Penal Code 647(f) Public Intoxication in California.
Public intoxication in California is an offense under the California Penal Code Sec. 647(f) that states (in paraphrased format):
A person is intoxicated for the purposes of 647(f), if they are under the influence of alcohol or drugs to such an extent that they:
1.are unable to exercise care for your safety or the safety of others, or
2.interfere with, obstruct, or prevent others from using streets, sidewalks, or other “public ways.
The level of intoxication a person has to be at to violate Sec. 647(f) is very intoxicated. This doesn’t mean a person is tipsy, or had a few too many. Rather, someone guilty of public intoxication violating the law is so intoxicated that they are unable to function safely in a public place and place themselves or someone else in jeopardy.

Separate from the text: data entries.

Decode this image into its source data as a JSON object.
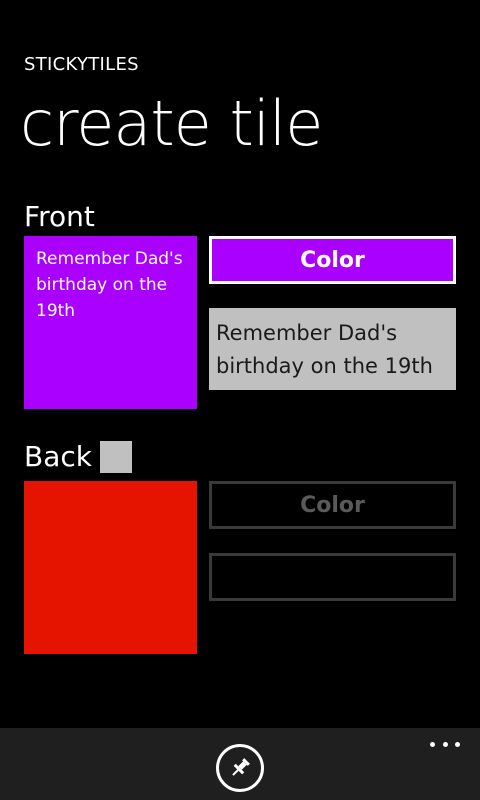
{
  "header": {
    "app_title": "STICKYTILES",
    "page_title": "create tile"
  },
  "front": {
    "label": "Front",
    "tile_text": "Remember Dad's birthday on the 19th",
    "tile_color": "#aa00ff",
    "color_button_label": "Color",
    "text_value": "Remember Dad's birthday on the 19th"
  },
  "back": {
    "label": "Back",
    "enabled": false,
    "tile_color": "#e51400",
    "color_button_label": "Color",
    "text_value": ""
  },
  "app_bar": {
    "pin_icon": "pin-icon",
    "more_icon": "more-icon"
  },
  "colors": {
    "background": "#000000",
    "app_bar": "#1f1f1f",
    "disabled_border": "#3a3a3a",
    "text_box_fill": "#c0c0c0"
  }
}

Defenses to Public Intoxication in California charges.
The two most common arguments that prevail in public intoxication cases are
1. The place the person was arrested wasn’t, in fact, a public place.
Someone in their home, or in the “curtilage” of their home (such as an enclosed yard or garden) is not in a public place, as contemplated in the Penal Code. As such, these people are not guilty of public intoxication because they truly aren’t in the public.
2. The level of intoxication of the person doesn’t reach the level of criminal public intoxication.
To prevail in a defense arguing the defendant wasn’t at the level of intoxication to make their actions criminal, they need to consult with an expert attorney and most likely will need to consult with an expert witness familiar with the forensic science involved. The defense is pretty straightforward: the person wasn’t that drunk. The process of proving that is more complex, because of the myriad of technical and legal issues presented in order to assert that defense.
For more information on how to beat a Public Intoxication in California charge, call one of our attorneys at 213-400-0358 and discuss your case with them.